Under a Painted Sky
By Stacey Lee
384 Pages | Ages 12+ | Paperback
ISBN 9780147511843 | Putnam BFYR
All Samantha wanted was to move back to New York and pursue her music, which was difficult enough being a Chinese girl in Missouri, 1849. Then her fate takes a turn for the worse after a tragic accident leaves her with nothing and she breaks the law in self-defense. With help from Annamae, a runaway slave she met at the scene of her crime, the two flee town for the unknown frontier. But life on the Oregon Trail is unsafe for two girls. Disguised as Sammy and Andy, two boys heading for the California gold rush, each search for a link to their past and struggle to avoid any unwanted attention. Until they merge paths with a band of cowboys turned allies, and Samantha can’t stop herself from falling for one. But the law is closing in on them and new setbacks come each day, and the girls will quickly learn there are not many places one can hide on the open trail.
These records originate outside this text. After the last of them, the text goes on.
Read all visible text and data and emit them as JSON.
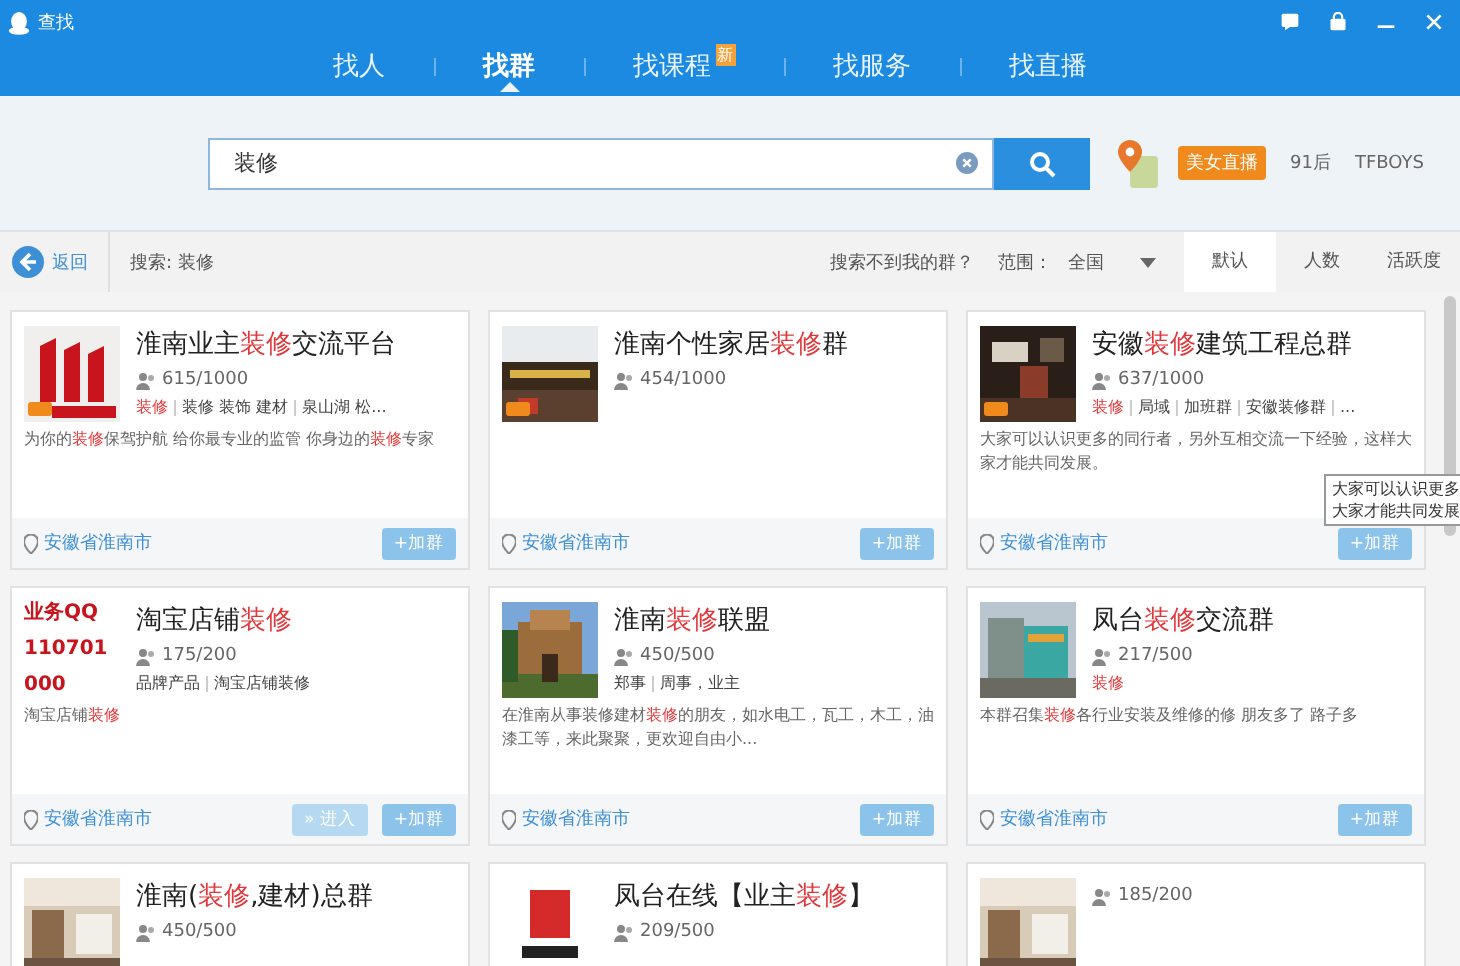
{
  "window": {
    "title": "查找"
  },
  "tabs": [
    {
      "label": "找人",
      "selected": false
    },
    {
      "label": "找群",
      "selected": true
    },
    {
      "label": "找课程",
      "selected": false,
      "badge": "新"
    },
    {
      "label": "找服务",
      "selected": false
    },
    {
      "label": "找直播",
      "selected": false
    }
  ],
  "search": {
    "value": "装修"
  },
  "hot_tags": [
    {
      "label": "美女直播",
      "kind": "badge"
    },
    {
      "label": "91后",
      "kind": "plain"
    },
    {
      "label": "TFBOYS",
      "kind": "plain"
    }
  ],
  "toolbar": {
    "back": "返回",
    "query": "搜索: 装修",
    "help_link": "搜索不到我的群？",
    "range_label": "范围：",
    "range_value": "全国",
    "sort_tabs": [
      {
        "label": "默认",
        "selected": true
      },
      {
        "label": "人数",
        "selected": false
      },
      {
        "label": "活跃度",
        "selected": false
      }
    ]
  },
  "groups": [
    {
      "avatar": {
        "kind": "logo"
      },
      "hot": true,
      "title": [
        {
          "text": "淮南业主",
          "hl": false
        },
        {
          "text": "装修",
          "hl": true
        },
        {
          "text": "交流平台",
          "hl": false
        }
      ],
      "members": "615/1000",
      "tags": [
        {
          "text": "装修",
          "hl": true
        },
        {
          "text": "装修 装饰 建材",
          "hl": false
        },
        {
          "text": "泉山湖 松...",
          "hl": false
        }
      ],
      "desc": [
        {
          "text": "为你的",
          "hl": false
        },
        {
          "text": "装修",
          "hl": true
        },
        {
          "text": "保驾护航 给你最专业的监管 你身边的",
          "hl": false
        },
        {
          "text": "装修",
          "hl": true
        },
        {
          "text": "专家",
          "hl": false
        }
      ],
      "location": "安徽省淮南市",
      "buttons": [
        {
          "label": "+加群",
          "kind": "join"
        }
      ]
    },
    {
      "avatar": {
        "kind": "picture"
      },
      "hot": true,
      "title": [
        {
          "text": "淮南个性家居",
          "hl": false
        },
        {
          "text": "装修",
          "hl": true
        },
        {
          "text": "群",
          "hl": false
        }
      ],
      "members": "454/1000",
      "location": "安徽省淮南市",
      "buttons": [
        {
          "label": "+加群",
          "kind": "join"
        }
      ]
    },
    {
      "avatar": {
        "kind": "picture"
      },
      "hot": true,
      "title": [
        {
          "text": "安徽",
          "hl": false
        },
        {
          "text": "装修",
          "hl": true
        },
        {
          "text": "建筑工程总群",
          "hl": false
        }
      ],
      "members": "637/1000",
      "tags": [
        {
          "text": "装修",
          "hl": true
        },
        {
          "text": "局域",
          "hl": false
        },
        {
          "text": "加班群",
          "hl": false
        },
        {
          "text": "安徽装修群",
          "hl": false
        },
        {
          "text": "...",
          "hl": false
        }
      ],
      "desc": [
        {
          "text": "大家可以认识更多的同行者，另外互相交流一下经验，这样大家才能共同发展。",
          "hl": false
        }
      ],
      "tooltip": [
        "大家可以认识更多",
        "大家才能共同发展"
      ],
      "location": "安徽省淮南市",
      "buttons": [
        {
          "label": "+加群",
          "kind": "join"
        }
      ]
    },
    {
      "avatar": {
        "kind": "text",
        "lines": [
          "业务QQ",
          "110701",
          "000"
        ]
      },
      "hot": false,
      "title": [
        {
          "text": "淘宝店铺",
          "hl": false
        },
        {
          "text": "装修",
          "hl": true
        }
      ],
      "members": "175/200",
      "tags": [
        {
          "text": "品牌产品",
          "hl": false
        },
        {
          "text": "淘宝店铺装修",
          "hl": false
        }
      ],
      "desc": [
        {
          "text": "淘宝店铺",
          "hl": false
        },
        {
          "text": "装修",
          "hl": true
        }
      ],
      "location": "安徽省淮南市",
      "buttons": [
        {
          "label": "» 进入",
          "kind": "enter"
        },
        {
          "label": "+加群",
          "kind": "join"
        }
      ]
    },
    {
      "avatar": {
        "kind": "picture"
      },
      "hot": false,
      "title": [
        {
          "text": "淮南",
          "hl": false
        },
        {
          "text": "装修",
          "hl": true
        },
        {
          "text": "联盟",
          "hl": false
        }
      ],
      "members": "450/500",
      "tags": [
        {
          "text": "郑事",
          "hl": false
        },
        {
          "text": "周事，业主",
          "hl": false
        }
      ],
      "desc": [
        {
          "text": "在淮南从事装修建材",
          "hl": false
        },
        {
          "text": "装修",
          "hl": true
        },
        {
          "text": "的朋友，如水电工，瓦工，木工，油漆工等，来此聚聚，更欢迎自由小...",
          "hl": false
        }
      ],
      "location": "安徽省淮南市",
      "buttons": [
        {
          "label": "+加群",
          "kind": "join"
        }
      ]
    },
    {
      "avatar": {
        "kind": "picture"
      },
      "hot": false,
      "title": [
        {
          "text": "凤台",
          "hl": false
        },
        {
          "text": "装修",
          "hl": true
        },
        {
          "text": "交流群",
          "hl": false
        }
      ],
      "members": "217/500",
      "tags": [
        {
          "text": "装修",
          "hl": true
        }
      ],
      "desc": [
        {
          "text": "本群召集",
          "hl": false
        },
        {
          "text": "装修",
          "hl": true
        },
        {
          "text": "各行业安装及维修的修 朋友多了 路子多",
          "hl": false
        }
      ],
      "location": "安徽省淮南市",
      "buttons": [
        {
          "label": "+加群",
          "kind": "join"
        }
      ]
    },
    {
      "avatar": {
        "kind": "picture"
      },
      "hot": false,
      "title": [
        {
          "text": "淮南(",
          "hl": false
        },
        {
          "text": "装修",
          "hl": true
        },
        {
          "text": ",建材)总群",
          "hl": false
        }
      ],
      "members": "450/500"
    },
    {
      "avatar": {
        "kind": "picture"
      },
      "hot": false,
      "title": [
        {
          "text": "凤台在线【业主",
          "hl": false
        },
        {
          "text": "装修",
          "hl": true
        },
        {
          "text": "】",
          "hl": false
        }
      ],
      "members": "209/500"
    },
    {
      "avatar": {
        "kind": "picture"
      },
      "hot": false,
      "members": "185/200"
    }
  ]
}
And if you want to hear Stacey talk about writing historical fiction, catch up on our HerStory Tea Time from last fall!